By Levent Yılmaz:-
e are going through a phase where the economy and all developments related to it have become more important than ever. Concepts such as economic security, intelligence, wars and attacks have now become a part of our daily life. Of course, when it comes to these concepts, it’s only a matter of time before those who discuss them are dismissed as “conspiracy theorists.” For this reason, let’s demonstrate the seriousness of this issue through two examples taken from the CIA archives.
TURKEY’S ECONOMY IN CIA DOCUMENTS
From the documents in their archives, we can see the reasons that govern the international activities of the American Central Intelligence Agency (CIA) and what lies behind the prevalent perception that this entity has played an active role in staging coups in numerous countries. When we look at the details of the economic ones, we can see the approach implemented to detect the weaknesses of the target country.
For example, on page 61 of a CIA report titled “Turkey” and dated December 22, 1948, the records about the then Treasury Minister Şevket Adalan are quite interesting.
In the report, which includes detailed information about all government officials, the section about Adalan ends with the following sentences: “Although he is clearly knowledgeable in financial matters, he has not yet shown extraordinary abilities.”
Another example is from the period of Turgut Özal. In the report titled “Turkey: The Impact of Population Growth” dated December 1984, the possible economic, social and political consequences of population growth in Turkey were evaluated.
The conclusion part is quite interesting: “In our view, if Turkey’s leaders cannot cope with the pressures of demographic change, the most likely alternative to evolution towards democracy is the military “leaving the barracks” as high youth unemployment re-emerges in turmoil and violence. In light of the country’s historical experience and the challenges it will face, it is highly likely that a period of military rule – perhaps a prolonged one – will be repeated by the end of the century. Other alternatives, such as a move towards Islamic radicalism, may be considered, but in our view it is unlikely, largely because the military will almost certainly retain the power and will to suppress them.” In other words, they think “the army will stage a coup.”

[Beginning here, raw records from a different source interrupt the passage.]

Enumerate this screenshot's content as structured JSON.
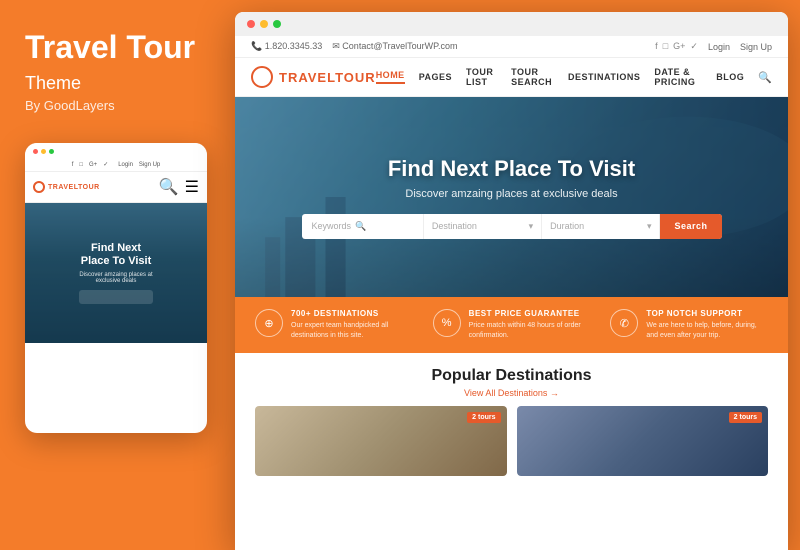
{
  "left": {
    "title": "Travel\nTour",
    "subtitle": "Theme",
    "by": "By GoodLayers"
  },
  "mobile": {
    "dots": [
      "red",
      "yellow",
      "green"
    ],
    "topLinks": [
      "f",
      "□",
      "G+",
      "✓"
    ],
    "loginLabel": "Login",
    "signUpLabel": "Sign Up",
    "logoText": "TRAVEL",
    "logoSpan": "TOUR",
    "heroTitle": "Find Next\nPlace To Visit",
    "heroSubtitle": "Discover amzaing places at\nexclusive deals"
  },
  "desktop": {
    "chromeDots": [
      "red",
      "yellow",
      "green"
    ],
    "topbar": {
      "phone": "📞 1.820.3345.33",
      "email": "✉ Contact@TravelTourWP.com",
      "social": [
        "f",
        "□",
        "G+",
        "✓"
      ],
      "login": "Login",
      "signup": "Sign Up"
    },
    "nav": {
      "logoText": "TRAVEL",
      "logoSpan": "TOUR",
      "menuItems": [
        "HOME",
        "PAGES",
        "TOUR LIST",
        "TOUR SEARCH",
        "DESTINATIONS",
        "DATE & PRICING",
        "BLOG"
      ]
    },
    "hero": {
      "title": "Find Next Place To Visit",
      "subtitle": "Discover amzaing places at exclusive deals",
      "search": {
        "keywordsPlaceholder": "Keywords",
        "destinationPlaceholder": "Destination",
        "durationPlaceholder": "Duration",
        "buttonLabel": "Search"
      }
    },
    "features": [
      {
        "icon": "⊕",
        "title": "700+ DESTINATIONS",
        "desc": "Our expert team handpicked all destinations in this site."
      },
      {
        "icon": "%",
        "title": "BEST PRICE GUARANTEE",
        "desc": "Price match within 48 hours of order confirmation."
      },
      {
        "icon": "✆",
        "title": "TOP NOTCH SUPPORT",
        "desc": "We are here to help, before, during, and even after your trip."
      }
    ],
    "popular": {
      "title": "Popular Destinations",
      "viewAll": "View All Destinations →",
      "cards": [
        {
          "badge": "2 tours"
        },
        {
          "badge": "2 tours"
        }
      ]
    }
  }
}
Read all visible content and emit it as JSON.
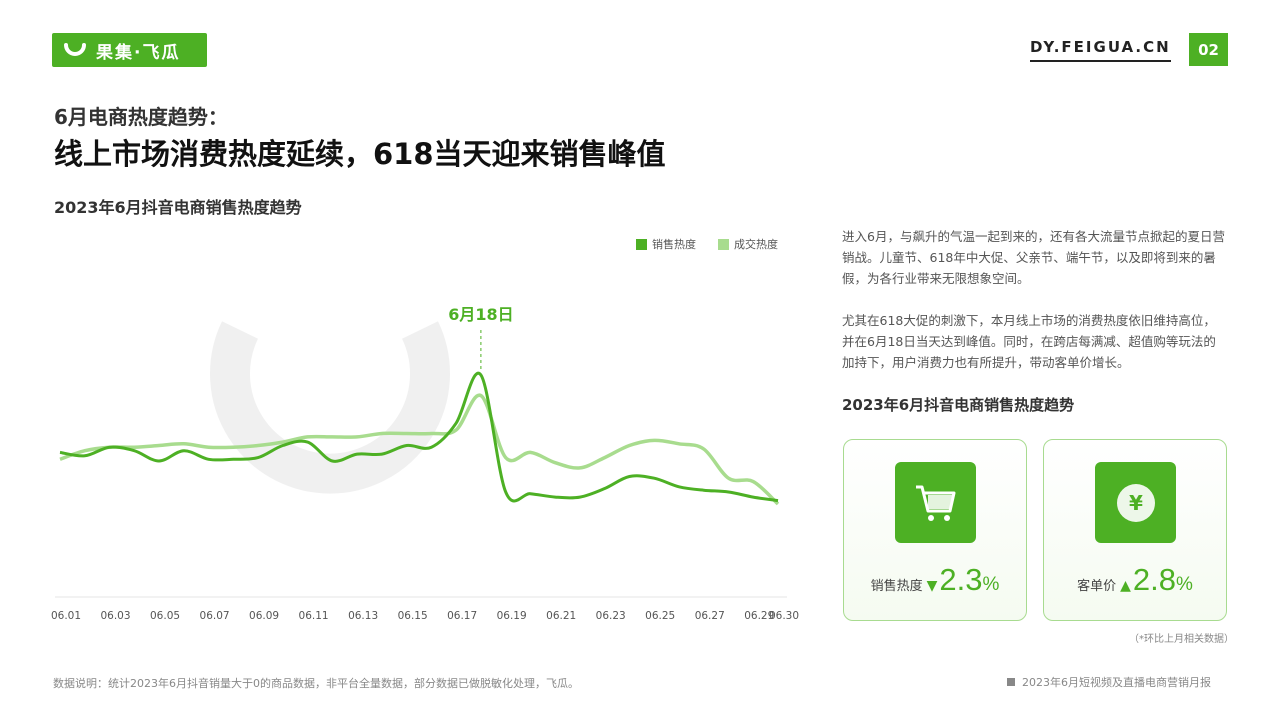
{
  "brand": {
    "logo_text": "果集·飞瓜",
    "site": "DY.FEIGUA.CN",
    "page_number": "02",
    "accent": "#4db024"
  },
  "header": {
    "kicker": "6月电商热度趋势：",
    "headline": "线上市场消费热度延续，618当天迎来销售峰值"
  },
  "chart_section": {
    "title": "2023年6月抖音电商销售热度趋势"
  },
  "chart_data": {
    "type": "line",
    "title": "2023年6月抖音电商销售热度趋势",
    "x_tick_labels": [
      "06.01",
      "06.03",
      "06.05",
      "06.07",
      "06.09",
      "06.11",
      "06.13",
      "06.15",
      "06.17",
      "06.19",
      "06.21",
      "06.23",
      "06.25",
      "06.27",
      "06.29",
      "06.30"
    ],
    "x": [
      "06.01",
      "06.02",
      "06.03",
      "06.04",
      "06.05",
      "06.06",
      "06.07",
      "06.08",
      "06.09",
      "06.10",
      "06.11",
      "06.12",
      "06.13",
      "06.14",
      "06.15",
      "06.16",
      "06.17",
      "06.18",
      "06.19",
      "06.20",
      "06.21",
      "06.22",
      "06.23",
      "06.24",
      "06.25",
      "06.26",
      "06.27",
      "06.28",
      "06.29",
      "06.30"
    ],
    "series": [
      {
        "name": "销售热度",
        "color": "#4db024",
        "values": [
          55,
          53,
          58,
          56,
          50,
          56,
          51,
          51,
          52,
          59,
          61,
          50,
          54,
          54,
          59,
          58,
          72,
          100,
          32,
          31,
          29,
          29,
          34,
          41,
          40,
          35,
          33,
          32,
          29,
          27
        ]
      },
      {
        "name": "成交热度",
        "color": "#a8dc8e",
        "values": [
          51,
          56,
          58,
          58,
          59,
          60,
          58,
          58,
          59,
          61,
          64,
          64,
          64,
          66,
          66,
          66,
          68,
          88,
          52,
          55,
          49,
          46,
          52,
          59,
          62,
          60,
          57,
          40,
          38,
          25
        ]
      }
    ],
    "ylim": [
      0,
      100
    ],
    "grid": false,
    "legend": "top-right",
    "annotation": {
      "x": "06.18",
      "label": "6月18日"
    }
  },
  "description": {
    "p1": "进入6月，与飙升的气温一起到来的，还有各大流量节点掀起的夏日营销战。儿童节、618年中大促、父亲节、端午节，以及即将到来的暑假，为各行业带来无限想象空间。",
    "p2": "尤其在618大促的刺激下，本月线上市场的消费热度依旧维持高位，并在6月18日当天达到峰值。同时，在跨店每满减、超值购等玩法的加持下，用户消费力也有所提升，带动客单价增长。"
  },
  "right_section": {
    "title": "2023年6月抖音电商销售热度趋势"
  },
  "cards": [
    {
      "label": "销售热度",
      "arrow": "▼",
      "value": "2.3",
      "unit": "%",
      "icon": "shopping-cart-icon"
    },
    {
      "label": "客单价",
      "arrow": "▲",
      "value": "2.8",
      "unit": "%",
      "icon": "yuan-coin-icon"
    }
  ],
  "note": "（*环比上月相关数据）",
  "footer": {
    "left": "数据说明：统计2023年6月抖音销量大于0的商品数据，非平台全量数据，部分数据已做脱敏化处理，飞瓜。",
    "right": "2023年6月短视频及直播电商营销月报"
  }
}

U.S.-CHINA TRADE WARS
The trade war between the U.S. and China was one of the most heated topics of discussion in the pre-pandemic period. Although news coverage paints as a purely economic struggle due to Washington’s foreign trade deficit with Beijing, we know that the main issue is the hegemonic power struggle between the two nations. It is obvious that the consequences of the world’s economic center of gravity moving from the west to the east will have not only economic but also political and security ramifications.
In this respect, since the implications of the economic side of the issue on other areas are known, economic steps are taken as well as political measures. This is called economic warfare. As we have seen above with the CIA’s Turkey example, intelligence organizations also collect economic intel to use in trade wars.
ECONOMIC INDEPENDENCE AND SECURITY
It is possible to define the concept of economic independence roughly as the ability of an individual or a country to live their lives based on their own economic resources. Although such an approach seems to be still valid for individuals, more variables need to come together for the economic independence of countries at a time when global economic integration is so intense.
For this, the continuity of access to critical resources, namely the issue of supply security and the protection and support of strategic sectors, is more important than ever. In addition, it is necessary to beef up the economy’s resistance against foreign interventions. Countries that can be successful here also establish a high level of economic security. In this respect, in the age of “trade wars,” economic security is an indispensable asset.